┌────────

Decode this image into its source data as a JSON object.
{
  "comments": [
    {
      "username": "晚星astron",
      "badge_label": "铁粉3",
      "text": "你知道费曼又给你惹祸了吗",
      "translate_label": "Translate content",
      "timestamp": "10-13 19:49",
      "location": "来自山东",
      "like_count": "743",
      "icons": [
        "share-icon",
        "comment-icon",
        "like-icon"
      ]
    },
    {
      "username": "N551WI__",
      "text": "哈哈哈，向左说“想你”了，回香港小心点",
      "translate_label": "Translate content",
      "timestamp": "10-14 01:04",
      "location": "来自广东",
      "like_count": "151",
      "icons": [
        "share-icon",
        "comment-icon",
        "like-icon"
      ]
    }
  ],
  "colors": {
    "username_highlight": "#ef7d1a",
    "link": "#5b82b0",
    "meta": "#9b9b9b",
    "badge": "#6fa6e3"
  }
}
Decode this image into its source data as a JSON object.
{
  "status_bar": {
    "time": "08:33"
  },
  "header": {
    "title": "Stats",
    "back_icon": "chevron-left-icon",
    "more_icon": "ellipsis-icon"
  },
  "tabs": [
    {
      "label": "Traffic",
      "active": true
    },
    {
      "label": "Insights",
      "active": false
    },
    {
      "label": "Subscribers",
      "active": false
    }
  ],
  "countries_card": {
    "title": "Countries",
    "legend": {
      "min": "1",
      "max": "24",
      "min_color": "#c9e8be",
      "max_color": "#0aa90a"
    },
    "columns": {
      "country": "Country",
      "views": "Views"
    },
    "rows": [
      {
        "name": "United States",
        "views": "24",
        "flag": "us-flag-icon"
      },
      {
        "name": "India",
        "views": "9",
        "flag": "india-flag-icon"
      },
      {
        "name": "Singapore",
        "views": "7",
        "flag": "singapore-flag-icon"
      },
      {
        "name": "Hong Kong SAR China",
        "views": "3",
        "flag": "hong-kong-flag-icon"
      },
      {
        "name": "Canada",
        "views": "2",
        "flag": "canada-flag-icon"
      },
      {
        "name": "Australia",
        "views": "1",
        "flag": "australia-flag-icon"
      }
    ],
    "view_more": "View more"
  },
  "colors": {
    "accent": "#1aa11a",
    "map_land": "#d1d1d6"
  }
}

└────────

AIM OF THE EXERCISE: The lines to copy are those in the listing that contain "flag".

RESULT OF THIS EXERCISE:
        "flag": "us-flag-icon"
        "flag": "india-flag-icon"
        "flag": "singapore-flag-icon"
        "flag": "hong-kong-flag-icon"
        "flag": "canada-flag-icon"
        "flag": "australia-flag-icon"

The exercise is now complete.